Input -
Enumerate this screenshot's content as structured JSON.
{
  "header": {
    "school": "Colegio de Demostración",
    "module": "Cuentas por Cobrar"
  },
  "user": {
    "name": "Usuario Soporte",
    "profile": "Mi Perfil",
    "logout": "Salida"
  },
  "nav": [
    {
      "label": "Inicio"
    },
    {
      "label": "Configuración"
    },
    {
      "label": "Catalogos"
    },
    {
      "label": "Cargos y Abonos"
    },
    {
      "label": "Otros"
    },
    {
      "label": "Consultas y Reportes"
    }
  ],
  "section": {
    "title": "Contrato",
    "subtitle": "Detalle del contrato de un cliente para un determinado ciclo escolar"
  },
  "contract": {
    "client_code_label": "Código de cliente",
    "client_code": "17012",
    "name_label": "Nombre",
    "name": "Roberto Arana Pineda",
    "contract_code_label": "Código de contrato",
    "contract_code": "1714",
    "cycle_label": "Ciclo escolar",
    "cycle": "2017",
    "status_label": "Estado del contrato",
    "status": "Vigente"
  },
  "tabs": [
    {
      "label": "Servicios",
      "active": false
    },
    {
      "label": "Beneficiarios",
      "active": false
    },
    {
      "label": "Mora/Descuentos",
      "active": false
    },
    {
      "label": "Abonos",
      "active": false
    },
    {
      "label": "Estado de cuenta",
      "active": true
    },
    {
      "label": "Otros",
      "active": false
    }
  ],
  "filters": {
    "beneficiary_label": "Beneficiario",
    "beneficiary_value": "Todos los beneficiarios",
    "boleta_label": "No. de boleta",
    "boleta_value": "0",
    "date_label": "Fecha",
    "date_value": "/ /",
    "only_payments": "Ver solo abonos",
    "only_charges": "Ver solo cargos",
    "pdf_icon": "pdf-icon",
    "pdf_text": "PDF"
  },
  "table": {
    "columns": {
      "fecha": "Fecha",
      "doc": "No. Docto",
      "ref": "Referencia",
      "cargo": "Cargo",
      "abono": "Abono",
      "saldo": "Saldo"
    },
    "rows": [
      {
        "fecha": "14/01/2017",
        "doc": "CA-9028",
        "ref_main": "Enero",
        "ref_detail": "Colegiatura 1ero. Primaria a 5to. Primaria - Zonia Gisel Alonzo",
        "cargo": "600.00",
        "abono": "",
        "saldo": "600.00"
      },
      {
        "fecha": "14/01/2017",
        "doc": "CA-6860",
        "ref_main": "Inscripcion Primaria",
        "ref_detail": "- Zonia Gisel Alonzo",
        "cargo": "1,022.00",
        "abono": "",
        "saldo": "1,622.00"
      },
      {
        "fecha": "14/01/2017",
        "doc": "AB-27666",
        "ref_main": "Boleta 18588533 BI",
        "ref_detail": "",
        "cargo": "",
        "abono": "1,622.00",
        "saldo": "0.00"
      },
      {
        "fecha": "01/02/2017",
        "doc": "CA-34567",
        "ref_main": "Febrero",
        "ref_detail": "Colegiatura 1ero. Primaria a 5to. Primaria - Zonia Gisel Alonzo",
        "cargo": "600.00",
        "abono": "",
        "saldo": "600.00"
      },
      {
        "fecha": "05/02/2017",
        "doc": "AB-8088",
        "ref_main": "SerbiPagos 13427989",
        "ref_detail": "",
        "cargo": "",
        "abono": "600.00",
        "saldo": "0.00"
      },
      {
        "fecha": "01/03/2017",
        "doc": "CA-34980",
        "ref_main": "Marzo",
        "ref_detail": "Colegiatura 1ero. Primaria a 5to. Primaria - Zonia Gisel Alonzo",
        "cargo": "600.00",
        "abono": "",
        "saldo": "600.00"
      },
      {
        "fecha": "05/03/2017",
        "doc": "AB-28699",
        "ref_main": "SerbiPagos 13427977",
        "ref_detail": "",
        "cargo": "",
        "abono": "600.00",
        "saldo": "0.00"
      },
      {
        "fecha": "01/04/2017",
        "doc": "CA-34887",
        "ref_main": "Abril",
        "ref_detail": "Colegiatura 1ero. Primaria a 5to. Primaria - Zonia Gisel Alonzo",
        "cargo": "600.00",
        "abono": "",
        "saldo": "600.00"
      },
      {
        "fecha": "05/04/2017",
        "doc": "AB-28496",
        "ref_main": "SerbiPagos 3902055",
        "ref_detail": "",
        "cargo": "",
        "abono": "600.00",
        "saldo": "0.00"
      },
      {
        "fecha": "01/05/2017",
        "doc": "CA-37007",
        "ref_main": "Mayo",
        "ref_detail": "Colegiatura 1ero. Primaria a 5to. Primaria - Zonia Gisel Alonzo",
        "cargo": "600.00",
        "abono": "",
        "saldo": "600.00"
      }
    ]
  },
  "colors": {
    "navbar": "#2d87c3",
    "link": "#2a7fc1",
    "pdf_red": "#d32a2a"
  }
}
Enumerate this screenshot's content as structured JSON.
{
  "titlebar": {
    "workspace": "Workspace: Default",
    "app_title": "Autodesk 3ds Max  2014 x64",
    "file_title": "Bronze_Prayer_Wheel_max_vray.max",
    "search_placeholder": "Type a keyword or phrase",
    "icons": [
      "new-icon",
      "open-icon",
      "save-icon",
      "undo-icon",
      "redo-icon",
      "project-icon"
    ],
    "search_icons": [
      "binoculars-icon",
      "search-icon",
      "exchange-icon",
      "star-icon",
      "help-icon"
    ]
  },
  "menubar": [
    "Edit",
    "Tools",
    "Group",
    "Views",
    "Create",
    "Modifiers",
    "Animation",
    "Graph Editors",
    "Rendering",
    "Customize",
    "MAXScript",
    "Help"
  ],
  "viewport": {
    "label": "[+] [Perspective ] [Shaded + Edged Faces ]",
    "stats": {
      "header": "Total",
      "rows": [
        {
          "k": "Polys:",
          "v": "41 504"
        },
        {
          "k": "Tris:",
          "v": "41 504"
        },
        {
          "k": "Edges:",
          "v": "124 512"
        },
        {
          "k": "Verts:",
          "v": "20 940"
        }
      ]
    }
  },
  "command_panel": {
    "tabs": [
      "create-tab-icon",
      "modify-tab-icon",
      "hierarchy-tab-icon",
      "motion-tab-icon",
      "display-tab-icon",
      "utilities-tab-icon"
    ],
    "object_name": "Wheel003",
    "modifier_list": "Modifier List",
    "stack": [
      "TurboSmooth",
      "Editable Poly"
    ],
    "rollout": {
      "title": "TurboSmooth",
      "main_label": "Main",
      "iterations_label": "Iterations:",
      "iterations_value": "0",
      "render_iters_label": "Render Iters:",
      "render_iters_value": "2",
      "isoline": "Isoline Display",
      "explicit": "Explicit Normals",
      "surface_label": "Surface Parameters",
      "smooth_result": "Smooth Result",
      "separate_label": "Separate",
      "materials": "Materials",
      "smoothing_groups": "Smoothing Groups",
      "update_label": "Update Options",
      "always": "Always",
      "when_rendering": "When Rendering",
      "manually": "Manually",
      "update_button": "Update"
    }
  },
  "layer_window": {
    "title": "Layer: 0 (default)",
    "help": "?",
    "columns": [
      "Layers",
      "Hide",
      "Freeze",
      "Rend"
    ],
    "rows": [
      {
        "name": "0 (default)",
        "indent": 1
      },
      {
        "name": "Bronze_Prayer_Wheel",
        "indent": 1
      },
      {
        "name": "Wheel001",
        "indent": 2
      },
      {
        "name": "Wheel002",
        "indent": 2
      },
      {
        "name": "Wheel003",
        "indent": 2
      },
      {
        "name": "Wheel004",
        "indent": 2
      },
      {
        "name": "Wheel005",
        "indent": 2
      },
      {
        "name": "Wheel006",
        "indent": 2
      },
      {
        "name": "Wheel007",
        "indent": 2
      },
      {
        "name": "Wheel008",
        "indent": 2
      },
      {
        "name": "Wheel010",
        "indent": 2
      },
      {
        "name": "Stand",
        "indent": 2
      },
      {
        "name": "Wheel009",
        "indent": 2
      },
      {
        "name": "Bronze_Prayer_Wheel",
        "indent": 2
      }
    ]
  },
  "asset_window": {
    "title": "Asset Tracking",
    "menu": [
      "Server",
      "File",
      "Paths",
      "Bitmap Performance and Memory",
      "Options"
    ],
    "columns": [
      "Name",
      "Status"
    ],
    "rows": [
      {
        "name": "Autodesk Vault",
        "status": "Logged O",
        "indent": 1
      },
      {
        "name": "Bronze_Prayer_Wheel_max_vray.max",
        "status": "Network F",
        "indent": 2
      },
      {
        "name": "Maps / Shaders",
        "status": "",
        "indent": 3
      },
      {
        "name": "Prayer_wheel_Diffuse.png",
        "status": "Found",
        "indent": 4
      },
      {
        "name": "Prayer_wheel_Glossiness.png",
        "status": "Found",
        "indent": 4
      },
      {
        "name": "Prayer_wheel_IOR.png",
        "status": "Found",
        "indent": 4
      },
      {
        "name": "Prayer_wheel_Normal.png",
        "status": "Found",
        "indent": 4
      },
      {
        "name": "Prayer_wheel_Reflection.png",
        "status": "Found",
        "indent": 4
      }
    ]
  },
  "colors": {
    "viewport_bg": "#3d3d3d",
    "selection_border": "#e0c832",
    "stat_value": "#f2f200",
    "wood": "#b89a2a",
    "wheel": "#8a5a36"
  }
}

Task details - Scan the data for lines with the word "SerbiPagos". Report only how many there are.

Answer to the exercise - 3